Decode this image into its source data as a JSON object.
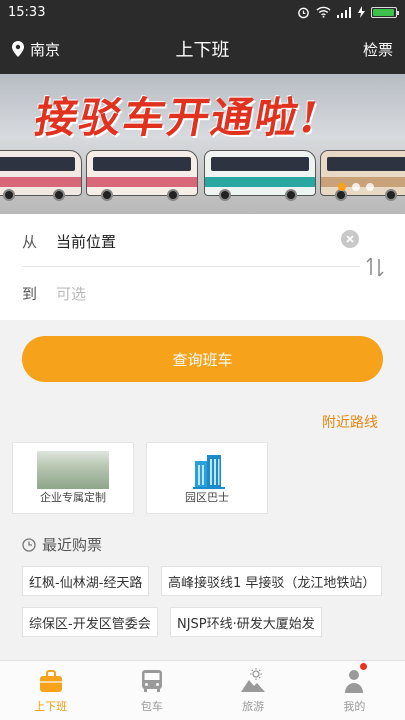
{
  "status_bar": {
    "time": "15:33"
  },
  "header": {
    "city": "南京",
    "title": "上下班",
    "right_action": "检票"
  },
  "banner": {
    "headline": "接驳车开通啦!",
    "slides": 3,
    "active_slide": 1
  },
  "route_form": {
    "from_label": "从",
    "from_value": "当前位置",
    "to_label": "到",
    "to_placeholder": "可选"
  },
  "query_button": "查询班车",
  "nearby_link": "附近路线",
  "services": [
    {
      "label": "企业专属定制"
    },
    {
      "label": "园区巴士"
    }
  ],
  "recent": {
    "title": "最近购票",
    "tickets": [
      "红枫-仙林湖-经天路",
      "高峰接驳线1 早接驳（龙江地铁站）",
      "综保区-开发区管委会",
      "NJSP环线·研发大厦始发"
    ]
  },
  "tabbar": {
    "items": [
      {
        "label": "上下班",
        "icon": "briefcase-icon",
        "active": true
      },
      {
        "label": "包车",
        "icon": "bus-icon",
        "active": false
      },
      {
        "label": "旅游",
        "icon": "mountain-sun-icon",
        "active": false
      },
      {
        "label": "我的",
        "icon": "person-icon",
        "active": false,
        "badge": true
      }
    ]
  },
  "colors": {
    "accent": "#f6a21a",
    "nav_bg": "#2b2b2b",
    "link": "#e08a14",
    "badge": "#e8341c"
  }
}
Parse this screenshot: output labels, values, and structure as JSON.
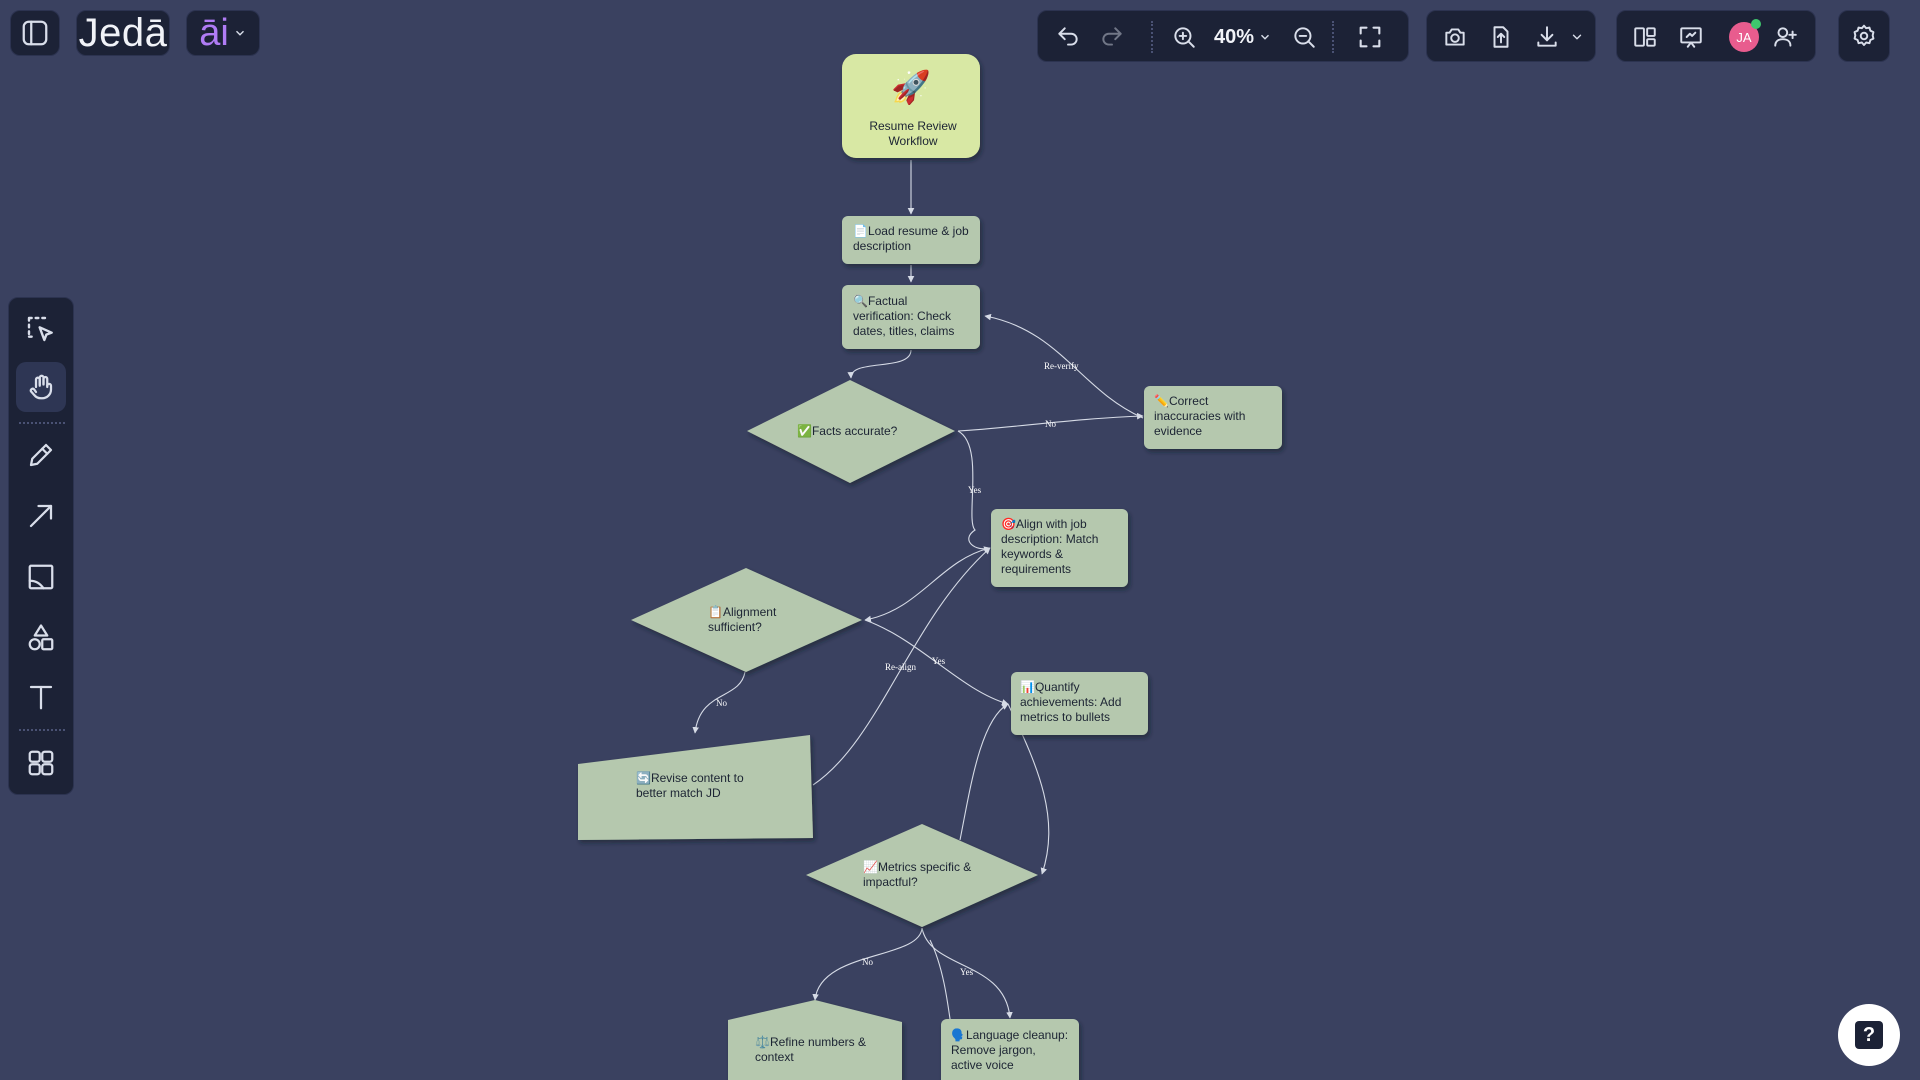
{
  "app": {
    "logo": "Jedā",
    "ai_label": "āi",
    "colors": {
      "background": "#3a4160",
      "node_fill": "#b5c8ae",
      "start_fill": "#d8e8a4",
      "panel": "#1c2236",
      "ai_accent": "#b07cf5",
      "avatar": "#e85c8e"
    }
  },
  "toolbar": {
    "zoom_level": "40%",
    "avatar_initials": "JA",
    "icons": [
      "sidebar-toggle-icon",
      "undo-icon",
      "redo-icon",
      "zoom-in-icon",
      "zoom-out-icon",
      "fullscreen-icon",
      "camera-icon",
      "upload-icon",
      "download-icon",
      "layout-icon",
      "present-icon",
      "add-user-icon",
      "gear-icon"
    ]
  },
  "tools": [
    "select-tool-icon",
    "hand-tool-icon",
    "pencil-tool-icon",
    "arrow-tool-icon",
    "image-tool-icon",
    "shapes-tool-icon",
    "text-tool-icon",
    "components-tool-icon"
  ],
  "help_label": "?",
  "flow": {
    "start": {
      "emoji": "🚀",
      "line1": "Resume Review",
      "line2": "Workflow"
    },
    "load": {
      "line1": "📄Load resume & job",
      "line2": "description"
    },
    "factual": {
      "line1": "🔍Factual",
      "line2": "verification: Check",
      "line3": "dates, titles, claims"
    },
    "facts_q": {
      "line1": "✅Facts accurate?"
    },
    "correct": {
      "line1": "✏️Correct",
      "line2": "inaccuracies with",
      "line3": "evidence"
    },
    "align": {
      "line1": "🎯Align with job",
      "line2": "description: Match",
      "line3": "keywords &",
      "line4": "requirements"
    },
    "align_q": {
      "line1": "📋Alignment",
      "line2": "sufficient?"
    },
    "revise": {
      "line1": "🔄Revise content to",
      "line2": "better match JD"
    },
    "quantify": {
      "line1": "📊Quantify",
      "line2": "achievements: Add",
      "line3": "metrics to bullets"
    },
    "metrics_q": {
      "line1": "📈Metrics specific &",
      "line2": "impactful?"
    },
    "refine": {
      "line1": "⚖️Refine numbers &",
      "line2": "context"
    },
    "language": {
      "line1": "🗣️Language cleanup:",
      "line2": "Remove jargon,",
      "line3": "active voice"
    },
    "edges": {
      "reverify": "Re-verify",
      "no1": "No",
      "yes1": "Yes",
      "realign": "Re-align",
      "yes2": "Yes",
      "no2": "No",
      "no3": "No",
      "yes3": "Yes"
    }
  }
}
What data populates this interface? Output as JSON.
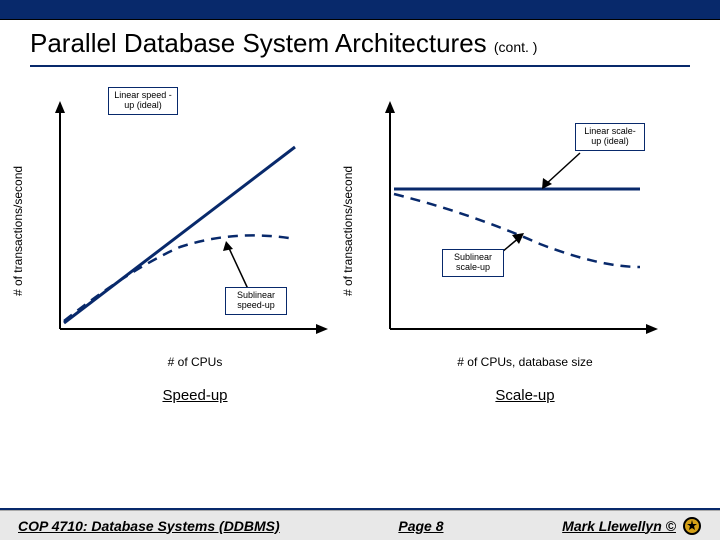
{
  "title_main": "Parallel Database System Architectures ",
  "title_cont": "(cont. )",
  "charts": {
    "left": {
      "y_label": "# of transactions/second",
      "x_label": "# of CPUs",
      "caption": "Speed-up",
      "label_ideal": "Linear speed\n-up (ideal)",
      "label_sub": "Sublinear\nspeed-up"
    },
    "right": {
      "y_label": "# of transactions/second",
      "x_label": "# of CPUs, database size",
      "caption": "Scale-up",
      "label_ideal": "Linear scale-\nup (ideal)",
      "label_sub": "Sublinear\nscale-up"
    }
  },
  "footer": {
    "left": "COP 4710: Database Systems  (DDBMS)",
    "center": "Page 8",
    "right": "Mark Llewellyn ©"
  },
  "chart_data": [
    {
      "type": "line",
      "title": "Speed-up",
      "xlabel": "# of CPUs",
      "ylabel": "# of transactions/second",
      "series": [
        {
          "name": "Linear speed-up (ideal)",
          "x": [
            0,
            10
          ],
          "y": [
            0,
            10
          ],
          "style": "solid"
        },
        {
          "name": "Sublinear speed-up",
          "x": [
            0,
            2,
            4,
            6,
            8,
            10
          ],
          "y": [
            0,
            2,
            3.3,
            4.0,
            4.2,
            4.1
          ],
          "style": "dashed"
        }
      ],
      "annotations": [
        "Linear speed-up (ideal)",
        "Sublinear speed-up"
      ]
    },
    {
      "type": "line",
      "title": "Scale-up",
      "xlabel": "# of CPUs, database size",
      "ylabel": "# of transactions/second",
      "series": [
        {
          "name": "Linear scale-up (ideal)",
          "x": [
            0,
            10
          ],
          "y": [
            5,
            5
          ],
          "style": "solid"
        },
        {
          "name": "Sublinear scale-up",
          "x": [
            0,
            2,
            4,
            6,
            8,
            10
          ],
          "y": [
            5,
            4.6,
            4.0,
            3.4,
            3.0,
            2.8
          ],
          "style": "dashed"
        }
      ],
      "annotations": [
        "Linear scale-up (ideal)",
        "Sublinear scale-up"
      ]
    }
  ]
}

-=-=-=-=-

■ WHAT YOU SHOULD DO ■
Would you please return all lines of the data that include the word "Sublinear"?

■ TASK RESULT ■
      "label_sub": "Sublinear\nspeed-up"
      "label_sub": "Sublinear\nscale-up"
          "name": "Sublinear speed-up",
        "Sublinear speed-up"
          "name": "Sublinear scale-up",
        "Sublinear scale-up"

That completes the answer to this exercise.